Entries from a dataset of interfaces:
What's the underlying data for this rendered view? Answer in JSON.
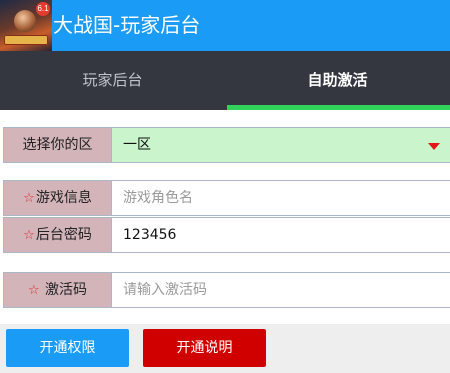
{
  "header": {
    "title": "大战国-玩家后台",
    "logo_badge": "6.1"
  },
  "tabs": [
    {
      "label": "玩家后台"
    },
    {
      "label": "自助激活"
    }
  ],
  "form": {
    "zone": {
      "label": "选择你的区",
      "value": "一区"
    },
    "role": {
      "label": "游戏信息",
      "placeholder": "游戏角色名",
      "value": ""
    },
    "password": {
      "label": "后台密码",
      "value": "123456"
    },
    "code": {
      "label": "激活码",
      "placeholder": "请输入激活码",
      "value": ""
    },
    "required_mark": "☆"
  },
  "buttons": {
    "open_rights": "开通权限",
    "open_help": "开通说明"
  },
  "colors": {
    "header_bg": "#1a9bf5",
    "tab_bg": "#343740",
    "tab_active_underline": "#2fd35a",
    "select_bg": "#c9f4cc",
    "label_bg": "#d2b4b9",
    "button_blue": "#1a9bf5",
    "button_red": "#d10000"
  }
}
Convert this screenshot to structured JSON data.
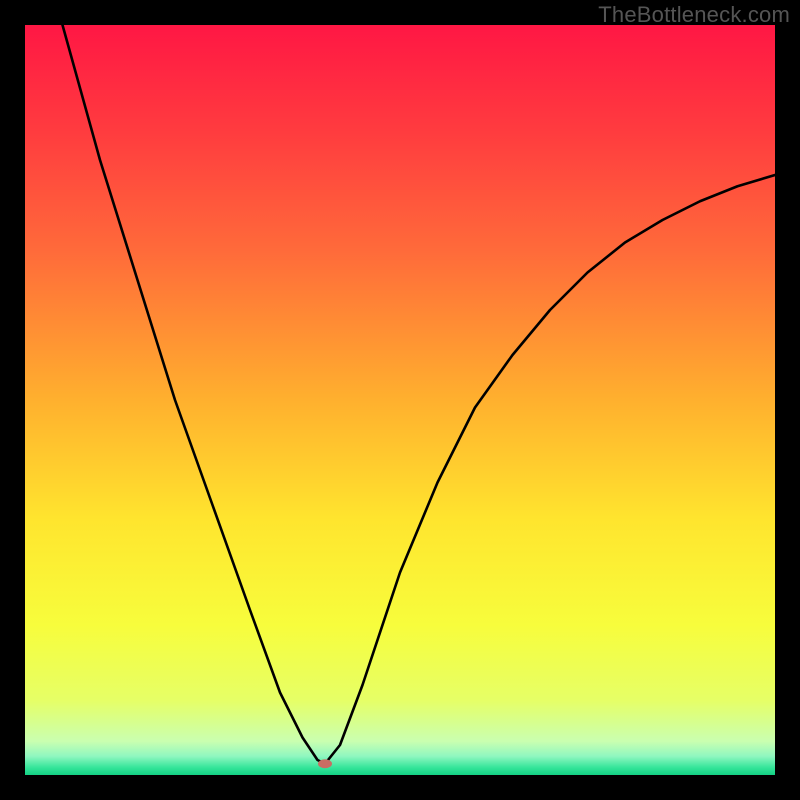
{
  "watermark": "TheBottleneck.com",
  "chart_data": {
    "type": "line",
    "title": "",
    "xlabel": "",
    "ylabel": "",
    "xlim": [
      0,
      100
    ],
    "ylim": [
      0,
      100
    ],
    "notch_x": 40,
    "notch_y": 1.5,
    "gradient_stops": [
      {
        "offset": 0.0,
        "color": "#ff1744"
      },
      {
        "offset": 0.14,
        "color": "#ff3b3f"
      },
      {
        "offset": 0.3,
        "color": "#ff6a3a"
      },
      {
        "offset": 0.5,
        "color": "#ffb02e"
      },
      {
        "offset": 0.66,
        "color": "#ffe52e"
      },
      {
        "offset": 0.8,
        "color": "#f7fd3c"
      },
      {
        "offset": 0.9,
        "color": "#e6ff66"
      },
      {
        "offset": 0.955,
        "color": "#caffb0"
      },
      {
        "offset": 0.975,
        "color": "#8ff7c0"
      },
      {
        "offset": 0.99,
        "color": "#35e59a"
      },
      {
        "offset": 1.0,
        "color": "#14d184"
      }
    ],
    "curve_left": [
      {
        "x": 5,
        "y": 100
      },
      {
        "x": 10,
        "y": 82
      },
      {
        "x": 15,
        "y": 66
      },
      {
        "x": 20,
        "y": 50
      },
      {
        "x": 25,
        "y": 36
      },
      {
        "x": 30,
        "y": 22
      },
      {
        "x": 34,
        "y": 11
      },
      {
        "x": 37,
        "y": 5
      },
      {
        "x": 39,
        "y": 2
      },
      {
        "x": 40,
        "y": 1.5
      }
    ],
    "curve_right": [
      {
        "x": 40,
        "y": 1.5
      },
      {
        "x": 42,
        "y": 4
      },
      {
        "x": 45,
        "y": 12
      },
      {
        "x": 50,
        "y": 27
      },
      {
        "x": 55,
        "y": 39
      },
      {
        "x": 60,
        "y": 49
      },
      {
        "x": 65,
        "y": 56
      },
      {
        "x": 70,
        "y": 62
      },
      {
        "x": 75,
        "y": 67
      },
      {
        "x": 80,
        "y": 71
      },
      {
        "x": 85,
        "y": 74
      },
      {
        "x": 90,
        "y": 76.5
      },
      {
        "x": 95,
        "y": 78.5
      },
      {
        "x": 100,
        "y": 80
      }
    ],
    "marker": {
      "x": 40,
      "y": 1.5,
      "rx": 7,
      "ry": 4.5,
      "color": "#c96d63"
    }
  }
}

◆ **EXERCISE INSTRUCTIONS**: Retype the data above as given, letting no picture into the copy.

◆ **RESULT**:
What's the underlying data for this rendered view? Answer in JSON.
{
  "header": {
    "title": "大战国-玩家后台",
    "logo_badge": "6.1"
  },
  "tabs": [
    {
      "label": "玩家后台"
    },
    {
      "label": "自助激活"
    }
  ],
  "form": {
    "zone": {
      "label": "选择你的区",
      "value": "一区"
    },
    "role": {
      "label": "游戏信息",
      "placeholder": "游戏角色名",
      "value": ""
    },
    "password": {
      "label": "后台密码",
      "value": "123456"
    },
    "code": {
      "label": "激活码",
      "placeholder": "请输入激活码",
      "value": ""
    },
    "required_mark": "☆"
  },
  "buttons": {
    "open_rights": "开通权限",
    "open_help": "开通说明"
  },
  "colors": {
    "header_bg": "#1a9bf5",
    "tab_bg": "#343740",
    "tab_active_underline": "#2fd35a",
    "select_bg": "#c9f4cc",
    "label_bg": "#d2b4b9",
    "button_blue": "#1a9bf5",
    "button_red": "#d10000"
  }
}
Convert this screenshot to structured JSON data.
{
  "watermark": "TheBottleneck.com",
  "chart_data": {
    "type": "line",
    "title": "",
    "xlabel": "",
    "ylabel": "",
    "xlim": [
      0,
      100
    ],
    "ylim": [
      0,
      100
    ],
    "notch_x": 40,
    "notch_y": 1.5,
    "gradient_stops": [
      {
        "offset": 0.0,
        "color": "#ff1744"
      },
      {
        "offset": 0.14,
        "color": "#ff3b3f"
      },
      {
        "offset": 0.3,
        "color": "#ff6a3a"
      },
      {
        "offset": 0.5,
        "color": "#ffb02e"
      },
      {
        "offset": 0.66,
        "color": "#ffe52e"
      },
      {
        "offset": 0.8,
        "color": "#f7fd3c"
      },
      {
        "offset": 0.9,
        "color": "#e6ff66"
      },
      {
        "offset": 0.955,
        "color": "#caffb0"
      },
      {
        "offset": 0.975,
        "color": "#8ff7c0"
      },
      {
        "offset": 0.99,
        "color": "#35e59a"
      },
      {
        "offset": 1.0,
        "color": "#14d184"
      }
    ],
    "curve_left": [
      {
        "x": 5,
        "y": 100
      },
      {
        "x": 10,
        "y": 82
      },
      {
        "x": 15,
        "y": 66
      },
      {
        "x": 20,
        "y": 50
      },
      {
        "x": 25,
        "y": 36
      },
      {
        "x": 30,
        "y": 22
      },
      {
        "x": 34,
        "y": 11
      },
      {
        "x": 37,
        "y": 5
      },
      {
        "x": 39,
        "y": 2
      },
      {
        "x": 40,
        "y": 1.5
      }
    ],
    "curve_right": [
      {
        "x": 40,
        "y": 1.5
      },
      {
        "x": 42,
        "y": 4
      },
      {
        "x": 45,
        "y": 12
      },
      {
        "x": 50,
        "y": 27
      },
      {
        "x": 55,
        "y": 39
      },
      {
        "x": 60,
        "y": 49
      },
      {
        "x": 65,
        "y": 56
      },
      {
        "x": 70,
        "y": 62
      },
      {
        "x": 75,
        "y": 67
      },
      {
        "x": 80,
        "y": 71
      },
      {
        "x": 85,
        "y": 74
      },
      {
        "x": 90,
        "y": 76.5
      },
      {
        "x": 95,
        "y": 78.5
      },
      {
        "x": 100,
        "y": 80
      }
    ],
    "marker": {
      "x": 40,
      "y": 1.5,
      "rx": 7,
      "ry": 4.5,
      "color": "#c96d63"
    }
  }
}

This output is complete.